  • Pleiss, et al. (2020) developed a method named AUM (Area under the Margin) to spot wrong labels based on such an assumption: Say, a BIRD image is mistakenly marked as DOG. The gradient update would encourage generalization from other BIRD images to this BIRD image, while the DOG label provides an incorrect supervised signal to encourage the update to go another way. Hence, there exists tension between generalization and (wrong) prediction in gradient update signals. (View Highlight)
  • In order to determine the threshold, they insert fake data, named “threshold samples”, to determine the threshold:
    1. Create a subset of threshold samples Dthr. If there are N training samples for C classes, we randomly sample N/(C+1) samples and switch all their labels to a fake new class C+1.
    2. Merge threshold samples into the original dataset: D′=(x,C+1):x∈Dthr∪(D∖Dthr);
    3. Train the model on D′ and measure AUM of all the data;
    4. Compute the threshold α as the 99th percentile of AUM of threshold samples;
    5. Identify mislabeled data using α a threshold: (x,y)∈D∖Dthr:AUMx,y≤α (View Highlight)

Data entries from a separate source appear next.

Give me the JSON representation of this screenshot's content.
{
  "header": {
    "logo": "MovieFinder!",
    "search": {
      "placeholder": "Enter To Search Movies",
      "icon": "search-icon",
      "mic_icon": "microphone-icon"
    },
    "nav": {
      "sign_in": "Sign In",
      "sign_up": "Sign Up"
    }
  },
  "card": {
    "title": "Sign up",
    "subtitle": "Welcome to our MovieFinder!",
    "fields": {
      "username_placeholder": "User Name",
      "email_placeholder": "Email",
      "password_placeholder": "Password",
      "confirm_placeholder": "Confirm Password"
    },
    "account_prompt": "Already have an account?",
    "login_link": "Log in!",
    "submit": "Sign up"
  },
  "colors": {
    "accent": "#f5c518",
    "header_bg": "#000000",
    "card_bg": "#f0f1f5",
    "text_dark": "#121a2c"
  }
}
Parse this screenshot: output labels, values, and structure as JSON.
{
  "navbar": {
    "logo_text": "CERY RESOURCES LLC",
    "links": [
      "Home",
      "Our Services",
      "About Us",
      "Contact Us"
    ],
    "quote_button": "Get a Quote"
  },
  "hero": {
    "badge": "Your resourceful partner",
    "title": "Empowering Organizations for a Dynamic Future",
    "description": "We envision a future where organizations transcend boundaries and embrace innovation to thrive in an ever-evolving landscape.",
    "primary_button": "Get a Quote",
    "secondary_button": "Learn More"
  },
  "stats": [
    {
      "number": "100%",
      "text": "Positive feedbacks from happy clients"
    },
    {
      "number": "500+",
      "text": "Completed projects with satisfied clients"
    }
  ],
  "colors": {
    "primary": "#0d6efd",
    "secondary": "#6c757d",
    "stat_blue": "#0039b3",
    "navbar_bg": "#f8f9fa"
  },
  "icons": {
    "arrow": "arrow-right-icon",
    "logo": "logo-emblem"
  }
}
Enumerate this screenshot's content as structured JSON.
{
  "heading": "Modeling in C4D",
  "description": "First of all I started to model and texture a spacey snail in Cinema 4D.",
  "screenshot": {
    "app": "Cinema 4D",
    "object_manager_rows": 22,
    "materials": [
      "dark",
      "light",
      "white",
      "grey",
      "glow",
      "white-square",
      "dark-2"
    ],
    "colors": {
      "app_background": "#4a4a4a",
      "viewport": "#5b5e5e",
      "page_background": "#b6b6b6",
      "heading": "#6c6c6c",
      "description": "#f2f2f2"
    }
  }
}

  • The NCV (Noisy Cross-Validation) method (Chen et al. 2019) divides the dataset into half at random, and then identifies data samples as “clean” if its label matches the predicted label provided by the model that is only trained on the other half of the dataset. Clean samples are expected to be more trustworthy. INCV (Iterative Noisy Cross-Validation) runs NCV iteratively where more clean samples are added into the trusted candidate set C and more noisy samples are removed. (View Highlight)